The wikipedia definition:
“Transmedia storytelling (also known as transmedia narrative or multiplatform storytelling or cross-media storytelling) is the technique of telling a single story or story experience across multiple platforms and formats using current digital technologies, and is not to be confused with traditional cross-platform media franchises, sequels or adaptations. From a production standpoint, it involves creating content that engages an audience using various techniques to permeate their daily lives. In order to achieve this engagement, a transmedia production will develop stories across multiple forms of media in order to deliver unique pieces of content in each channel. Importantly, these pieces of content are not only linked together (overtly or subtly), but are in narrative synchronization with each other.”
No mention of selling other products in this definition, but does it mean it can’t be used in that capacity? “Permeate their daily lives” is an interesting phrase though because it seems to suggest either bringing the story to life around the viewer or allowing the viewer to virtually, if not physically, step into a story being told or to have some life altering experience that would not have happened had they not encountered/participated in the story.
The man who coined the term Transmedia Storytelling, Professor Henry Jenkins, has offered his updated interpretation here.
Over the next few weeks, I will report back with case studies on what I have found through interviews with those who have been through the experience, launched projects into the world and lived to tell the tale.
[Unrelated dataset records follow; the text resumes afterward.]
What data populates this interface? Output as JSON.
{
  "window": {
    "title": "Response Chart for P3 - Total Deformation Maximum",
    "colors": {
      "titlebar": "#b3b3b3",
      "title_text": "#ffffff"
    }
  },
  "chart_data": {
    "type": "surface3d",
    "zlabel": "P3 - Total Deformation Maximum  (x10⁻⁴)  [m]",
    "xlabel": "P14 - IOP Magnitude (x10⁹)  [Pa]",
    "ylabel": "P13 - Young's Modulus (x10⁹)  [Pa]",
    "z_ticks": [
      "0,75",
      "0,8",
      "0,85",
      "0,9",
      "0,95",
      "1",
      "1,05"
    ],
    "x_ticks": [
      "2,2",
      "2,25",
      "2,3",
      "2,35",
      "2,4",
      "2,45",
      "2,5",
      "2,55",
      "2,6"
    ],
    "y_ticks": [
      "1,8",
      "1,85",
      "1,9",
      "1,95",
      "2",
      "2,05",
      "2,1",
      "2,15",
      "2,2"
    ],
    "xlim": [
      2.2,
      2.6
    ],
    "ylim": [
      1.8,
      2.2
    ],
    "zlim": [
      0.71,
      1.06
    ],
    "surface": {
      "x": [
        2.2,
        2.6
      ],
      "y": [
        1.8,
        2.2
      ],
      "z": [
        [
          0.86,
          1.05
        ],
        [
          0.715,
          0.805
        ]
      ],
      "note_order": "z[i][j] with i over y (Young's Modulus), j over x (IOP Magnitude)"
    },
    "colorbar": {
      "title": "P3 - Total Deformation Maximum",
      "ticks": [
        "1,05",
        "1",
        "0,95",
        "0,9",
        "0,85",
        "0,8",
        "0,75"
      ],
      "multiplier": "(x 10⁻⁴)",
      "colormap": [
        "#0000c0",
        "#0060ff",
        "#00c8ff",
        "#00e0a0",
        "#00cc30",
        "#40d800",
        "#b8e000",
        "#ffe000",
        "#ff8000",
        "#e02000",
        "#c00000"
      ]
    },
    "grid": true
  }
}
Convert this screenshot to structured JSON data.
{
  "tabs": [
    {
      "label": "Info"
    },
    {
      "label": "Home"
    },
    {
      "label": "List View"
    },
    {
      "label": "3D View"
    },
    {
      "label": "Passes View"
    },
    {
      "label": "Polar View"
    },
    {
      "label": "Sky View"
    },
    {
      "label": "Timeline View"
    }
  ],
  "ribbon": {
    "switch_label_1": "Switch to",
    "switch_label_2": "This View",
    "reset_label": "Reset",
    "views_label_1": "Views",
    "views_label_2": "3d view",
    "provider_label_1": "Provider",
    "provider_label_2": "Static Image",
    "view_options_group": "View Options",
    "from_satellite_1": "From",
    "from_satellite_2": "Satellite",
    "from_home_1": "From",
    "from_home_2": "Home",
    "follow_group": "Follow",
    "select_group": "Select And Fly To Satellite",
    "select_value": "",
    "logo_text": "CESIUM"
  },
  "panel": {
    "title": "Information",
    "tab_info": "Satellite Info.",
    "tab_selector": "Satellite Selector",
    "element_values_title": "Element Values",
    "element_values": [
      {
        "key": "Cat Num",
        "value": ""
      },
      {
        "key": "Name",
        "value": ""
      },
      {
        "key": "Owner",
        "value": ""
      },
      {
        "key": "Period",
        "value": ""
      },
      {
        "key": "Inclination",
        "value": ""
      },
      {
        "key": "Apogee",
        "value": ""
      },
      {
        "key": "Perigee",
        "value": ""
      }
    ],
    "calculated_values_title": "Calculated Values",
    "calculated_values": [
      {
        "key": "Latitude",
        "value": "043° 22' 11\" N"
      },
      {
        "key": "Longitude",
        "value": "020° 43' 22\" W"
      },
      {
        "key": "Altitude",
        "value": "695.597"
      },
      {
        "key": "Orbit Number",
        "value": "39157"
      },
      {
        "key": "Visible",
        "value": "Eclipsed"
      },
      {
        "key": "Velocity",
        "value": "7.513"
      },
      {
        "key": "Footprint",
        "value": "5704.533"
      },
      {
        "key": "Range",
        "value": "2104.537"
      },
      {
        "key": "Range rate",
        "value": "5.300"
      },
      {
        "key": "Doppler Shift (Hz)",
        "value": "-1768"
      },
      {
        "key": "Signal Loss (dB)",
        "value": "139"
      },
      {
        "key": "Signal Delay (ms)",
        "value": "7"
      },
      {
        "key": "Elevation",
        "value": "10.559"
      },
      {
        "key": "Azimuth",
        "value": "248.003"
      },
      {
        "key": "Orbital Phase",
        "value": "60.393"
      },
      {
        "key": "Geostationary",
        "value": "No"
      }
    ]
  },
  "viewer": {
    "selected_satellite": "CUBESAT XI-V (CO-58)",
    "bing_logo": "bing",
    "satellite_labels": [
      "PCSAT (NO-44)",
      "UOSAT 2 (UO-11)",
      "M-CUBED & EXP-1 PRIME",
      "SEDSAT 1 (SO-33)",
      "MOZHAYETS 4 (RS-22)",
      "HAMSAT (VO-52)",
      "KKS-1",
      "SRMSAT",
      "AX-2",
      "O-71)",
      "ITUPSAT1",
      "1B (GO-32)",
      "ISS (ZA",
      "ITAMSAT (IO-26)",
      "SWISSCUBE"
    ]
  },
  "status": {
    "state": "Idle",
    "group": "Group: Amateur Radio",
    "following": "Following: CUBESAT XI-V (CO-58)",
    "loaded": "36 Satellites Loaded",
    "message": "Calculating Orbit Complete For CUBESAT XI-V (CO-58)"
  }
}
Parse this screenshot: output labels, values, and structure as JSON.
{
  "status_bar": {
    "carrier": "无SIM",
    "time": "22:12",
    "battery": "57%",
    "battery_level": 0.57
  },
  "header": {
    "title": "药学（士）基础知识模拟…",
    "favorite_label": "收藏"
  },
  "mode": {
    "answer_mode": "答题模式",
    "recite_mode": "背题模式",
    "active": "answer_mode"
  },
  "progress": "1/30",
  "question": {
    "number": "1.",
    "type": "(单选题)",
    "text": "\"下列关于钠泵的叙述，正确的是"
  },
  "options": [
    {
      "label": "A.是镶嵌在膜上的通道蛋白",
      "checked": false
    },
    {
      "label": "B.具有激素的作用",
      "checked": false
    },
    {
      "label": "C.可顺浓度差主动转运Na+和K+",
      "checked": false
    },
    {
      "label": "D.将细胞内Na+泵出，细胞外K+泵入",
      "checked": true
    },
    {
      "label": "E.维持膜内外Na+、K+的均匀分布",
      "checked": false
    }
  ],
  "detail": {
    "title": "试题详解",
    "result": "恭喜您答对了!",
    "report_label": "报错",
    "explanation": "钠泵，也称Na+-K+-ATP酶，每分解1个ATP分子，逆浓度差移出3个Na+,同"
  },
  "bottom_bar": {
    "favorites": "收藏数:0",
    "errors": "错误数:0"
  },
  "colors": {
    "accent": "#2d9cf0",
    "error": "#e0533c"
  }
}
Also, I will review the newest book on the subject by Andrea Phillips called A Creator’s Guide to Transmedia Storytelling. Hopefully, I will find people who are willing to be open about the process and how they succeeded or what they learned for next time. This is a very experimental space where either a lot of money is spent by way of corporate marketing budgets that will only see a return through sales of a product (and usually do not ONLY use a transmedia experience to advertise that product); or through new media funds where there is no expectation of return or favorable outcome; or through very tiny, self funded budgets where producers are gaining experience and expressing their creative ideas while directly interacting with an audience.
Orly Ravid October 4th, 2012
Posted In: transmedia
Tags: A creator's guide to transmedia storytelling, Andrea Phillips, Case studies, cross platform, digital storytelling, distribution, Henry Jenkins, independent film, Marketing, multiplatform storytelling, storytelling, transmedia